The death of Osama bin Laden, a man who fought his enemies with extreme violence that frequently resulted in the deaths of innocent people, is without doubt a benefit to the world. That there is one less influential individual who believes that political conflict is best resolved by killing and destruction is a small but potentially significant step towards a more peaceful international system. The great pity then, is that his passing and the manner of his death has not yet resulted in any significant public reflection on the really important questions raised by this event, or the broader context and history within which this small drama unfolded, or the countless nameless victims of our ‘justice’. After all, bin Laden’s killing was just one among many thousands that have taken place in a massive ‘war against terrorism’ that has spanned the globe and devastated entire regions.

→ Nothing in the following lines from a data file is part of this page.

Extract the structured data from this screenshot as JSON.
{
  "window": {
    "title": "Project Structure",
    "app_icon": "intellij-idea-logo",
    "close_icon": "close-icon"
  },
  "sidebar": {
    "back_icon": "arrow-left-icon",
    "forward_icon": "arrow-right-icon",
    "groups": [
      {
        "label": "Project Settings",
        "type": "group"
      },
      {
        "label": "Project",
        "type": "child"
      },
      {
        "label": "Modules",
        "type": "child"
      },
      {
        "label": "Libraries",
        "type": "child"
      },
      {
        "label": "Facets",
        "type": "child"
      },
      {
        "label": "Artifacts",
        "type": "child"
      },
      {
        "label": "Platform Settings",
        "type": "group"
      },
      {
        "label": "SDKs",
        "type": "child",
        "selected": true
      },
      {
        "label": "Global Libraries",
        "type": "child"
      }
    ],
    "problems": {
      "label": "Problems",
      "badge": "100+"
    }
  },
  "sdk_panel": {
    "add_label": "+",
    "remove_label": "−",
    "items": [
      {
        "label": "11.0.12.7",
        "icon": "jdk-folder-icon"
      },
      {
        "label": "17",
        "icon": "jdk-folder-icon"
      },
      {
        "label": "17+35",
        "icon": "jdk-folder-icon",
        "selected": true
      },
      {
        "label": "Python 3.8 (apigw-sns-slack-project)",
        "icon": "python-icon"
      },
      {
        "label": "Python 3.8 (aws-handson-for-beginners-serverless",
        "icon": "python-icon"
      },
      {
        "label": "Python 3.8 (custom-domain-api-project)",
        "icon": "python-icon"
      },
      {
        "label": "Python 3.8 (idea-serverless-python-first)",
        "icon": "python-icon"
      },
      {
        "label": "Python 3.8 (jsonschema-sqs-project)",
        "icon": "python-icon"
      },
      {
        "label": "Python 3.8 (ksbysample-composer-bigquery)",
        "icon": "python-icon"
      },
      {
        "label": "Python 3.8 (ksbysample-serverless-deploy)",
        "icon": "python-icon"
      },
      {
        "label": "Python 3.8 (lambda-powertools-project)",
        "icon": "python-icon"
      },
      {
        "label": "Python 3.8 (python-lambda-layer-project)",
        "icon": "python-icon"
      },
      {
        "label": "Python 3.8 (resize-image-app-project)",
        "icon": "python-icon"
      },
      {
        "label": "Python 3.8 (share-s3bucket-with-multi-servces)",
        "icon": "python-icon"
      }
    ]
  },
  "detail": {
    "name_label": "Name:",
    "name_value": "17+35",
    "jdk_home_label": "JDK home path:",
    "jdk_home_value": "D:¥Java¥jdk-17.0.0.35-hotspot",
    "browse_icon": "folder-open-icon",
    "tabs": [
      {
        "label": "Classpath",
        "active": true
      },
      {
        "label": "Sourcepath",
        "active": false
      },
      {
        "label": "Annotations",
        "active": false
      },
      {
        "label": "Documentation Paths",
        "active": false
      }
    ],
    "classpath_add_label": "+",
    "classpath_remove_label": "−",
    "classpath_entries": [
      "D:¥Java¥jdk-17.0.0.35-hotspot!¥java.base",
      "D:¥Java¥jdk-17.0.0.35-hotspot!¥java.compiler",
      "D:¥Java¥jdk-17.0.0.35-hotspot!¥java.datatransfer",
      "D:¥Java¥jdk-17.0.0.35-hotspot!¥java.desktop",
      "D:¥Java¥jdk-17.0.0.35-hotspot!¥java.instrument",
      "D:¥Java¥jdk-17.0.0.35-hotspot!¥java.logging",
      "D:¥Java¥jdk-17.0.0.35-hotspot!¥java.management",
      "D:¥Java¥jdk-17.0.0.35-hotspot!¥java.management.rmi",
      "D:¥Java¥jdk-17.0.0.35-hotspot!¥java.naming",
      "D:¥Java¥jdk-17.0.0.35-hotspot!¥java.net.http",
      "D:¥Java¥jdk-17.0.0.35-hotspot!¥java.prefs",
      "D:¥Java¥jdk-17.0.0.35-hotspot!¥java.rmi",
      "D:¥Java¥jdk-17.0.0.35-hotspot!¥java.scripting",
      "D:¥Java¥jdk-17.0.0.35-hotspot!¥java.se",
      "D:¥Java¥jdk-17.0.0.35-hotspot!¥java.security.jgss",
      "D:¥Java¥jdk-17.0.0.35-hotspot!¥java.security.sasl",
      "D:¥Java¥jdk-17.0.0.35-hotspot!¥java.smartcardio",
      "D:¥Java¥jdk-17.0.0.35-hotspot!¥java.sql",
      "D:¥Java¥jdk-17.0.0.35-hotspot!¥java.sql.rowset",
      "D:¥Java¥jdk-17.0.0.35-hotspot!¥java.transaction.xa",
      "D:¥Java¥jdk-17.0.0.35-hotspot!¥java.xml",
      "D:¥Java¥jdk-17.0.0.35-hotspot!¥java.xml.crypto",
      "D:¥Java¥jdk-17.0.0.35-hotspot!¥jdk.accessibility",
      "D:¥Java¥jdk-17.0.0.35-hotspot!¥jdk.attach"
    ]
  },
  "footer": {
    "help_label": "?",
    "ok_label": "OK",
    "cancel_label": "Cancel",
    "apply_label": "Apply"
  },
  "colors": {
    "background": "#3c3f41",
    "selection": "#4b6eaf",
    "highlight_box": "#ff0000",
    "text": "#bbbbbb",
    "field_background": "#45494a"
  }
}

The first key question to be addressed is, what is the true cost of the instant ‘justice’ delivered to bin Laden, and was it really worth it? Apart from the effort and treasure expended in the operation itself, the cost of bin Laden’s justice must also include the hundreds of thousands of civilian deaths in Afghanistan, Iraq, Pakistan and elsewhere who died as a direct result of counter-terrorism operations, the millions of families displaced by years of war and insurgency, the countless cities and livelihoods destroyed in aerial bombing, the tens of thousands of suspected insurgents and terrorists captured and held for years without trial, the hundreds of people rendered, tortured and imprisoned indefinitely in places like Guantanamo because it was believed they had information on bin Laden’s activities, the widespread erosion of human rights in a deluge of counter-terrorism laws and measures, and the victimization of entire communities thought to hold sympathies for bin Laden and his ideology. It also includes the tens of thousands of coalition soldiers and military contractors killed or maimed in Iraq and Afghanistan and the more than two trillion dollars spent on military operations. They finally ‘got him’, but can we even begin to count the real cost of it?
And what about the potential future costs? The killing of bin Laden and the disappearing of his body at sea could lead to reprisal attacks on the US and its allies and an intensifying cycle of violence for years or even decades to come. It could lead to the spread of conspiracy theories which strengthen rather than weaken his mythical status, thus providing new waves of recruits for terrorist groups. It could stimulate ever greater resentment towards what is viewed as a triumphalist, interfering and vindictive West. And it could lead to the erosion of international law and stability when other states decide to mount military operations on foreign soil to kill their opponents too. Are these future costs worth the momentary satisfaction of knowing that the mastermind of 9/11 is now dead? Will the victims of future retaliatory terrorist attacks and the families of slain service personnel be willing to accept it as a fair price for bin Laden’s death? And, perhaps more importantly, could these costs have been avoided altogether? It’s a little known story that has not been fully explained, but the Taliban offered up bin Laden in 2001; they were rebuffed in favour of military strikes and an invasion in which we are embroiled to this day.
The killing of bin Laden raises a second important question, namely, is killing terrorists the best way to deal with the problem of political violence? In reality, the killing of bin Laden is only one in an endless series of terrorist suspect killings in drone attacks, assassinations, disappearances and murders in prison that goes back to 2001 – and in the case of Israel, to the 1950s. Historical experience in places like Israel, Chechnya, Northern Ireland and elsewhere, and decades of research by scholars, shows clearly that killing terrorists does not reduce or resolve the threat of terrorism, and may in fact lead to increased support for violent groups. Certainly, the war to bring bin Laden to justice has done little to address the grievances and conditions that bred his violent campaign in the first place; more likely, it has added to the resentments and injustices which motivate violent resistance. At the least, nothing in the last ten years of war on terror has contributed to eroding the likelihood of other bin Laden’s arising to continue his battle. This could have been an important opportunity to reflect on the effectiveness of our broader counter-terrorism strategy, to evaluate how effective it really is, and to explore whether alternative approaches might in fact yield better results.
Finally, the killing of bin Laden, and the obvious delight and celebrations it provoked, should make us question what kind of society we really are that we openly rejoice in killing and violence – that we consider an eye for an eye, a life for a life, blood for blood, as ‘justice’? What kind of people are we that we can exult without a thought for the hundreds of thousands of victims of our ‘justice’? And what kind of a society are we that we shrug off and excuse the fact that a man was officially killed without trial and his body thrown into the sea, that international law was flouted, that we have denied the victims of 9/11 the opportunity to confront their attacker in a court of law, and that we have made an exception to our deepest values and rules? In this killing, we have admitted, and even celebrated, that some lives are less human than others; that the law does not apply equally to all; that human rights are not innate but can be arbitrarily withdrawn. This is to our shame because we have willingly joined the terrorists in the cesspit of immorality and decided that if they won’t abide by any rules, then neither will we. We have become the monster we fight, and in the process, we have built a world in which terror and ‘justice’ appear to be indistinguishable.